It’s hard to not to wonder if Disney is going about its games business in the wrong way, though. With other entertainment wings of the company — like its theatrical film division — making less money now than it has in the past, Disney could use developing segments like Interactive to pick up some of the slack. And while Disney has spent large sums to build the segment for the future, one wonders why Disney hasn’t instead focused solely on building up its licensing business in social and mobile gaming.
Put another way: Why spend to beat them when you could more easily — and more profitably — join them?
Look at the Disney Consumer Products segment. According to a report released during the company’s investor conference last February, consumer product licensing generated $1.4 billion in 2010. The bulk of that revenue came from toys using Disney’s character brands, not including those owned by comic book entertainment subsidiary Marvel.
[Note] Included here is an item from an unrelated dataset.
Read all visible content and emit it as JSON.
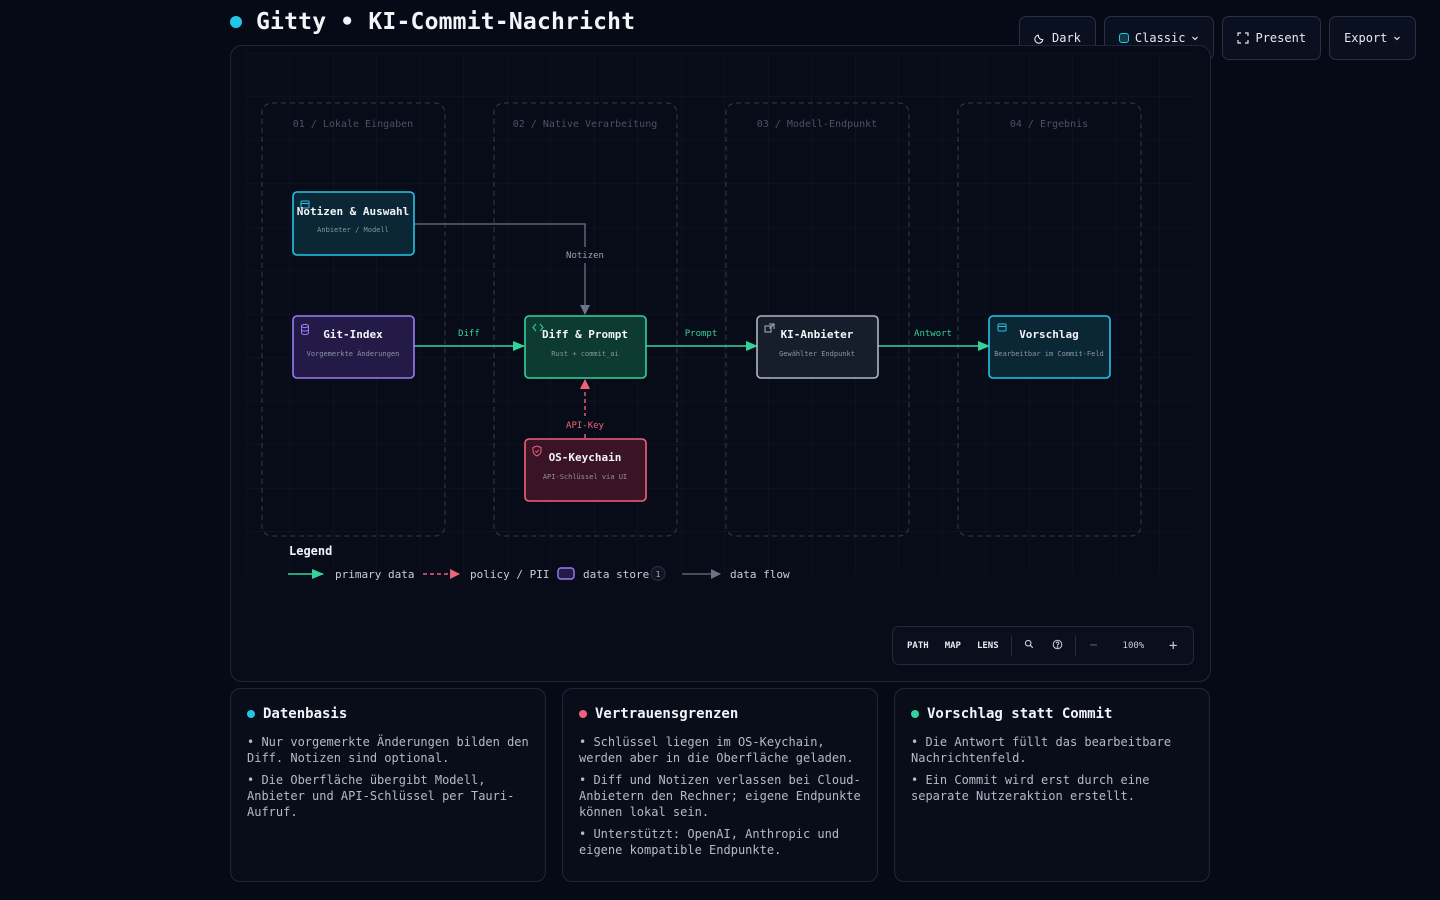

While Disney still licenses its brands to other companies in the game space — Activision Blizzard (NASDAQ:ATVI), for example, makes games using Marvel brands — it seems like the company’s greatest earning potential on Facebook and mobile phones would be to put Mickey, Woody, Simba and Spider-Man in Zynga’s games rather than spend the money to build a competitor to meet Zynga head-on.
But Disney played the long-term game with Disney Interactive, and its spending on Playdom and others could start yielding real results by 2013. And maybe having control of its own developers is the way to go for Disney. Maybe not, though. Even if it insists on maintaining an in-house game maker, it shouldn’t be afraid to spread the wealth of its brands beyond that business. There’s no reason Disney’s games business — internal segments and licensing together — shouldn’t sniff that $14 billion mark.